  • Make tooling for mounting the spindle motor. This was pretty quick to do stealing a few minutes here or there to drill and tap holes, and bore large holes in 3.5×3.5×0.675″ aluminum plate. I’ve completed mounting brackets for both the DeWalt (12/30/01) and the Dremel (12/31/01), and am happy with the fit and finish given that I’m working with a small lathe, drill-press and a hacksaw. (Mental note: band saw..band saw…BANDSAW!)
  • dremeltool
  • Make some actual cuts. I just modified the cds.ngc program that comes with EMC and hot-glued a 5×5″ chunk of pink foam to the table and let fly… this is where the poop really gets cooool. The DeWalt’s a little loud (I have to sit in my room wearing ear plugs), so I’m looking forward to doing more with the Dremel tool(12/30/01). The Dremel is much lighter-weight, so one has to watch the feed rates (especially if there’s extra hot-glue in its path), but it seems to do an admirable job with the foam(01/01/02). Here’s some pics of cutting a pattern using Gcode output by DesKAM‘s DeskART using a picture of my face taken by my girl friend. I’m not really happy with the way DeskART makes the cuts, though I can see it’s the easy way to compute things. It has the cutter “scan” across the image line by line. I’d like to try a “waterline” approach where each colour gradient is outlined by the cutter. I may have to try my hand at writing some software for this.(01/03/02).
  • facedone
  • Change Lead screws. I was unhappy with the performance of the 5/16-18 lead screws that I’ve been using, so I purchased some 7/16-14 stock and made up new lead screws and modified the nuts to match. Once done this, I lowered the maximum acceleration to 2 instead of 20 and more than doubled the slew rate of the X and Y axis to 15IPS. I’m ecstatic with the results thus far given the minimal amount of time I’ve been able to devote to this project(01/02/02). I tried doing a larger image, but the x-axis wandered to the left as the run was completed, so I again lowered the acceleration to 0.5 and now not only does it not do that, it makes a really cool “I’m a busy machine with a purpose but I belong in a sci-fi movie” sound. (01/05/02)
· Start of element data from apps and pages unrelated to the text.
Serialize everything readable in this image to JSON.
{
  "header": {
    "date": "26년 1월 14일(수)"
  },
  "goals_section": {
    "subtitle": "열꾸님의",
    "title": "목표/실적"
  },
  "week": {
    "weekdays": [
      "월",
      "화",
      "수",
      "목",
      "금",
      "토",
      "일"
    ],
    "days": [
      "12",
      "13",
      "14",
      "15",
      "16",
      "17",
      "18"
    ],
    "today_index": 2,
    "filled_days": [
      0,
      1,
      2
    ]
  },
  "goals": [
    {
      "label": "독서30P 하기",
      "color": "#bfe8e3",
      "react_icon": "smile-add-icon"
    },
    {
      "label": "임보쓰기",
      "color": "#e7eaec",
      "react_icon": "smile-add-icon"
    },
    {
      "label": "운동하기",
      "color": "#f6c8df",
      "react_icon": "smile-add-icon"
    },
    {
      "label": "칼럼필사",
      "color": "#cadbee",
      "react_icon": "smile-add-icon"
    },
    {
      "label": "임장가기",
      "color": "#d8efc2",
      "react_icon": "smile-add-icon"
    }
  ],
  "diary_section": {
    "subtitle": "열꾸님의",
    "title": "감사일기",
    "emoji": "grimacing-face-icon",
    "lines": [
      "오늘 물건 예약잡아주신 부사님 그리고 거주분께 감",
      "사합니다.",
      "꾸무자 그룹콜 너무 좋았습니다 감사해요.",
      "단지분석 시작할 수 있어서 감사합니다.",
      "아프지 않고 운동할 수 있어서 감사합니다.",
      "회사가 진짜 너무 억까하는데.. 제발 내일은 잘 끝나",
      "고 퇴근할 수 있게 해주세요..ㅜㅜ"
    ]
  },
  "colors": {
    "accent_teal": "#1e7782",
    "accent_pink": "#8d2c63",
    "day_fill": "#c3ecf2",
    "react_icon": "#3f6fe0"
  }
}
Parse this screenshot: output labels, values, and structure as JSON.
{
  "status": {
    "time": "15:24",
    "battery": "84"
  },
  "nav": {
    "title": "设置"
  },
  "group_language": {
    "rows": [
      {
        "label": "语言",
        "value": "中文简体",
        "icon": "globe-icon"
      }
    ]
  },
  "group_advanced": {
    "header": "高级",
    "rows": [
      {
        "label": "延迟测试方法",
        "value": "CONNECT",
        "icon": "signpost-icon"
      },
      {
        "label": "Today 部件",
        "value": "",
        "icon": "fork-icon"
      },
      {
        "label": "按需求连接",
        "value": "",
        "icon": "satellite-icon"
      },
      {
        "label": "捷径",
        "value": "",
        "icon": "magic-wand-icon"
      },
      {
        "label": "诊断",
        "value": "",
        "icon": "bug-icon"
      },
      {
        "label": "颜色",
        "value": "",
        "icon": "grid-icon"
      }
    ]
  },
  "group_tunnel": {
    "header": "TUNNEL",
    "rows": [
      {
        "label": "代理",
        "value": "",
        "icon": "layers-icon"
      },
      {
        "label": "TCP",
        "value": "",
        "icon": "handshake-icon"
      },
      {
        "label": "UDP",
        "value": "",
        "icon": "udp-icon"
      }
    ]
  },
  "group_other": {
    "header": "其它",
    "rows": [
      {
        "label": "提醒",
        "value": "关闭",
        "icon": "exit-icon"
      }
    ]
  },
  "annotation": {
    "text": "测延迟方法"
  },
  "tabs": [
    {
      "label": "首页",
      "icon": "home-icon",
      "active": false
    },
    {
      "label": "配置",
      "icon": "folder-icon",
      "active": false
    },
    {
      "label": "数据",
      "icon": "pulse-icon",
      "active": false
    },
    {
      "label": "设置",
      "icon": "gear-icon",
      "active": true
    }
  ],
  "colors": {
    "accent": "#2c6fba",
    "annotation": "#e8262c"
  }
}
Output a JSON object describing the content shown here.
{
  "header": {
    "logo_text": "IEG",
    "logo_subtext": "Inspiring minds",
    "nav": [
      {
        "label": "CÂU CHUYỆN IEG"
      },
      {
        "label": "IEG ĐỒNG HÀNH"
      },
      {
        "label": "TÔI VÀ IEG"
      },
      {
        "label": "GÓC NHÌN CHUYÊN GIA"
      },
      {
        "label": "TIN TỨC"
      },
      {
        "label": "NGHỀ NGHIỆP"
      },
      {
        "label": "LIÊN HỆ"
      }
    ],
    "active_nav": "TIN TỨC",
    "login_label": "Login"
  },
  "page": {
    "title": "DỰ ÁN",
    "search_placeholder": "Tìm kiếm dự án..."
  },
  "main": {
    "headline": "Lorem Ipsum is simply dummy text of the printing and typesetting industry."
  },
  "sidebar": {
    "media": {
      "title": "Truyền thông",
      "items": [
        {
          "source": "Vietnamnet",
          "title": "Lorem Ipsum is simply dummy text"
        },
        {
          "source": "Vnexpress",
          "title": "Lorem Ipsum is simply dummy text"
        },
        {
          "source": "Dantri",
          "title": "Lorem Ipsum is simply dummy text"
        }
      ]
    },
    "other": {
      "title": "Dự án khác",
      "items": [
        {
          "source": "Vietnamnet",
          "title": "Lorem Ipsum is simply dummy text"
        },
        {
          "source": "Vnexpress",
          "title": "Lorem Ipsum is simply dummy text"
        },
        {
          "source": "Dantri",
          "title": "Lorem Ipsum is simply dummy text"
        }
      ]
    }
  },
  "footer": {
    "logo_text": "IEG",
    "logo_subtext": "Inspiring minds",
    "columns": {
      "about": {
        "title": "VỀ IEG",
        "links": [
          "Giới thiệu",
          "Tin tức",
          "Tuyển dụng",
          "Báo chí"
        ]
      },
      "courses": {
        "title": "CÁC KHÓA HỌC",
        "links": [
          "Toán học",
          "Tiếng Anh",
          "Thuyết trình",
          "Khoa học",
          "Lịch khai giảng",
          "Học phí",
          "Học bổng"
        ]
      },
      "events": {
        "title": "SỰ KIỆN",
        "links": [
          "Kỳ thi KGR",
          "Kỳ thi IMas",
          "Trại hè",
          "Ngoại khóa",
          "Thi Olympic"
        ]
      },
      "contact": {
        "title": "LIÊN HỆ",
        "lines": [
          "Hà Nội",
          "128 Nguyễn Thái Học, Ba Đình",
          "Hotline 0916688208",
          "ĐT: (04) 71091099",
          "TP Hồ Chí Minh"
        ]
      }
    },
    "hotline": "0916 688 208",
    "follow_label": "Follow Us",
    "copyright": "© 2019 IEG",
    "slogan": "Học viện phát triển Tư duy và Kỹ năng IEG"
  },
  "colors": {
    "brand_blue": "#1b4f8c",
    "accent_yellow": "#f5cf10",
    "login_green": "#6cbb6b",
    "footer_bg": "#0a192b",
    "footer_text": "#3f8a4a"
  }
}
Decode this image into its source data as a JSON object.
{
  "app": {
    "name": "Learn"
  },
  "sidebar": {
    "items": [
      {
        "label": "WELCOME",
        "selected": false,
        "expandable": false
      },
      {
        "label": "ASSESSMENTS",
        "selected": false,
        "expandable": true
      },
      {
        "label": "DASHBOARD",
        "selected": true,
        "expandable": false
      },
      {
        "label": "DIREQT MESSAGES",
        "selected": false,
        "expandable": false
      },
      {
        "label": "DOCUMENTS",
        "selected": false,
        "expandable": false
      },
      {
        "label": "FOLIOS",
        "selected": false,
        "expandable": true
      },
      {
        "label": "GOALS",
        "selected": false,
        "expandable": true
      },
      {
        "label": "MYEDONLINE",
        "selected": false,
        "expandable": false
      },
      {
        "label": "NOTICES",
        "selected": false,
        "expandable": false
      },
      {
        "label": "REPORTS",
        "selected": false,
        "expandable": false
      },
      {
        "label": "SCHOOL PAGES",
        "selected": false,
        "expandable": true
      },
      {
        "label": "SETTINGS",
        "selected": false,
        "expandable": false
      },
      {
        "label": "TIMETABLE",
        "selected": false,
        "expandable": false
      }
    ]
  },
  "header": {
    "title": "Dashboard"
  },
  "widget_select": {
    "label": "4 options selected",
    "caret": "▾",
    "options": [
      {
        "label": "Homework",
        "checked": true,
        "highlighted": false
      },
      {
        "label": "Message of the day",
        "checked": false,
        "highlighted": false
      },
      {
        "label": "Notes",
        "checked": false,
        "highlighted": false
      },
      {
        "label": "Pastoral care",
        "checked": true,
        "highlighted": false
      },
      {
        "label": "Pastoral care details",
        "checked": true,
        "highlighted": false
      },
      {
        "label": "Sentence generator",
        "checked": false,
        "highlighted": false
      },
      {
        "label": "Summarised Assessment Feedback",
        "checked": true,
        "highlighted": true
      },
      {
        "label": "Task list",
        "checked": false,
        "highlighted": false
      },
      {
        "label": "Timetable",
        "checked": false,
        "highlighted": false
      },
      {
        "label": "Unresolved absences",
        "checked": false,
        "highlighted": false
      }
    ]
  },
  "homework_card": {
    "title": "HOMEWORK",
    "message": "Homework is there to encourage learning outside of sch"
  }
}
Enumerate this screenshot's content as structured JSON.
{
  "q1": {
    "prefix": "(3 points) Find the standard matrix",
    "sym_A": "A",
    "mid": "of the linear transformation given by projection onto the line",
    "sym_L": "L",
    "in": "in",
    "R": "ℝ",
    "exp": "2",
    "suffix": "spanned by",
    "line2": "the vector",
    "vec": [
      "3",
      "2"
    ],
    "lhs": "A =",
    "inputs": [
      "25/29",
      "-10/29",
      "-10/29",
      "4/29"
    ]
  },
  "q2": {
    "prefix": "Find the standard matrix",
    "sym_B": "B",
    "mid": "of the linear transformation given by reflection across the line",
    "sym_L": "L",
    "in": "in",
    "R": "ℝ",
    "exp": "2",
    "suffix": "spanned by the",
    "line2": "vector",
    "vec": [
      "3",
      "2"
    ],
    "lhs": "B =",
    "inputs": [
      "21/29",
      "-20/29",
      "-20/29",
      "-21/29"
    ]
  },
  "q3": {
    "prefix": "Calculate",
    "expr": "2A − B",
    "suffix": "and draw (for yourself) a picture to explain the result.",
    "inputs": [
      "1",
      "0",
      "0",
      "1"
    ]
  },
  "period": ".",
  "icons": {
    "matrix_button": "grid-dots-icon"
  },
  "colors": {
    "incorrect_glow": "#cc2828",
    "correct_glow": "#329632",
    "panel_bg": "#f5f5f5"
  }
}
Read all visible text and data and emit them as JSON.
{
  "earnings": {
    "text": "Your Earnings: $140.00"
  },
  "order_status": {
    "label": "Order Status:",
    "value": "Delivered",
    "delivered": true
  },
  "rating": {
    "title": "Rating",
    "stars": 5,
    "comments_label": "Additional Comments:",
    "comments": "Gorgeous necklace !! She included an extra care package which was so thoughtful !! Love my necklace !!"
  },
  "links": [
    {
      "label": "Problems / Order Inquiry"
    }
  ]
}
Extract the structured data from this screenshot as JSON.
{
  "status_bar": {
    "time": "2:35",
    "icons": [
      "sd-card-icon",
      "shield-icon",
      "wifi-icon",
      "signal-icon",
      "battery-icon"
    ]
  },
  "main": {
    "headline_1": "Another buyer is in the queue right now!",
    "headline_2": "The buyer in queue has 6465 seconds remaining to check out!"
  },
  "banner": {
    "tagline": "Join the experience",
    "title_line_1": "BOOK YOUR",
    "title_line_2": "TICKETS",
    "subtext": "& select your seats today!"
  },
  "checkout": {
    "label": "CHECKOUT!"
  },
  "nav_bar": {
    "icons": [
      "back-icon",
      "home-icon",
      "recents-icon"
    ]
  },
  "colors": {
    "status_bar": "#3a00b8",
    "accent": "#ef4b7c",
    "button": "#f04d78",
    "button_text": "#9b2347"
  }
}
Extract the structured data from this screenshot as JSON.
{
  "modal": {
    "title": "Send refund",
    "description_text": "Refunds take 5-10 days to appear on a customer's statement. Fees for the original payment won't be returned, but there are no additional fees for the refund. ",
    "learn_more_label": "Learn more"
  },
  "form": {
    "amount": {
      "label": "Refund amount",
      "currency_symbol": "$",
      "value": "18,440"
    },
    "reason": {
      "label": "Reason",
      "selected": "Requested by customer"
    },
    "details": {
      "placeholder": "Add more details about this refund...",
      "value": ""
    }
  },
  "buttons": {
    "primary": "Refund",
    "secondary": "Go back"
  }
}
Items still to be done

  • Perform further tests varying feed rate and travel using a ball point pen.
  • Check for and measure backlash on all axis.
  • Add spindle-power control relay.
  • Mount limit switches.
  • Add E-Stop button
  • Build vacuum table, wire and plumb vacuum.

A Few More Views

cnc6xl cnc7xl